Raising money smart kids certainly doesn’t happen by accident. We know this is true because we can look around and see college graduates crippled by debt, families living payment to payment for everything rom couches to handbags, from cars to homes, and even for necessities like food. Debt is ordinary…regular, yet not something that most Americans, given a choice, would hope for their children.
We recently underwent a crazy exercise and added up all of the debt that we have accrued in our thirty-five years. We never owed it all at once but the total was astonishing. We had signed for, promised, been charged, financed, and contracted to pay nearly $1,000,000 in our life, mostly to run a business the way everyone says to run a business (What small business doesn’t have a revolving line of credit?), go to college (Who doesn’t take out loans to go to that perfect, dream school?), and maintain a lifestyle that we wanted (Who doesn’t take out the maximum that a bank will lend you to buy a home? What American family doesn’t eat out 3-5 times per week? Who doesn’t have cars with payments?) Of course the dark side of this cycle of debt is that we were never able to give like we wanted, not free to take opportunities that didn’t support our lifestyle, and too overwhelmed to plan for a future with all of those weights around our necks.
After totaling this shocking number, we looked at our children, ages 2, 5, and 7, and determined that we want something better for them. None of them have ever been in debt to anyone and, Lord willing, they never will. Dave Ramsey calls it changing our family tree.
Just like many things in life, it is easier said than done, right? How DO you raise money smart kids? Growing up, my family was very economically stable. My parents worked hard and only had “regular” debt for cars and our home, so far as I knew. They used a credit card for everything and I really only heard them talk about money when the bill came and dad was surprised by my mom’s spending for that month and, being a very smart girl, I stayed as far away from that discussion as possible. Overall, they were stable. They taught me to give money to God and to be frugal. I had my needs met. I was very careful not to ask for too much…after all, I did not want to be a source of any stress over money. Yet, I still had no idea how or why they used money the way they did. I feel I was raised pretty well and am so thankful for my parents, but somehow I accidentally missed developing the skills and confidence with money to keep me from being “ordinary.”
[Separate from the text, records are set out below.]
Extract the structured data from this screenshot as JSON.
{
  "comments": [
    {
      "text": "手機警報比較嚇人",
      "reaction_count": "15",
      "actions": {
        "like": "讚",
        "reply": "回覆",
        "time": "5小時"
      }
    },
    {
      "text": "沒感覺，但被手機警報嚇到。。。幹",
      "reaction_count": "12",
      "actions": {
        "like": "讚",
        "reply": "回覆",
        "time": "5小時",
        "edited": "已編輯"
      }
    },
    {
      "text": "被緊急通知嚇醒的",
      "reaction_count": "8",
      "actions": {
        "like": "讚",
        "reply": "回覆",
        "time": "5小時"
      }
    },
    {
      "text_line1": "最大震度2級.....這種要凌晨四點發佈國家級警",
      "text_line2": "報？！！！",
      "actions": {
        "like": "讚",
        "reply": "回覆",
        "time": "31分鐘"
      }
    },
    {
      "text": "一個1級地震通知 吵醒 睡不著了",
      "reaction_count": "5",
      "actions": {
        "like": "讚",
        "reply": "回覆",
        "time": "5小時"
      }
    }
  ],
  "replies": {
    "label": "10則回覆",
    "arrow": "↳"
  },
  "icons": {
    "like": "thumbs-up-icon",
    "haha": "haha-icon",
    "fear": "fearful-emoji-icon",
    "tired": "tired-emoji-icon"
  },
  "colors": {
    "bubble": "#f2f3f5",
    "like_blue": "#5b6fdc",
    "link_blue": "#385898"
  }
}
Perhaps that is why the newest book by Dave Ramsey and his daughter, Rachel Cruze, Smart Money Smart Kids, feels a bit like a life raft in choppy waters. It is written in the uniquely engaging narrative of a father and a daughter sharing thoughts in a game of ping pong. Dave shares the perspectives of a parent who admittedly and dramatically failed at finances (we can identify) before overcoming and raising money smart children, while Rachel presents the view of a child who was raised to be competent with money, one who skipped all the “ordinary” snares that so many of her generation get tangled within, one who represents what we hope for our children.
However, Smart Money Smart Kids, while full of anecdotes of their experiences (some that are laugh out loud humorous), is more than an encouraging and entertaining narrative about one father raising one daughter. Rather, it’s true strength is in the very specific parenting strategies that can help CREATE money smart kids. Some topics include;
- Steps to Intentionally develop a positive attitude toward work through chores and commissions at developmentally appropriate times.
- Showing a heart-change about the uses and purposes of money, teaching that saving, giving, and spending can all be virtuous in their time and place.
- How to demonstrate and require self-discipline from children in saving for purchases.
- Budgeting for kids starting when they are young and giving more independence as they grow and demonstrate competence.
- Developing hearts of gratitude and contentment within children.
This book was both mind blowing and encouraging. Oh, the heartache we can save our children if we can be open and honest in teaching them how to have a heart of gratitude, a belief that it is all God’s anyway, and a sense of the sacred responsibility we have as stewards of resources, both financial and otherwise. Money is never just about money.
Really, Smart Money Smart Kids is all about intentionality. While accidentally raising money smart kids may be impossible, INTENTIONALLY we CAN and WILL change our family tree.
If you would like to find out more about Smart Money Smart kids or sample the first couple of chapters, CLICK HERE!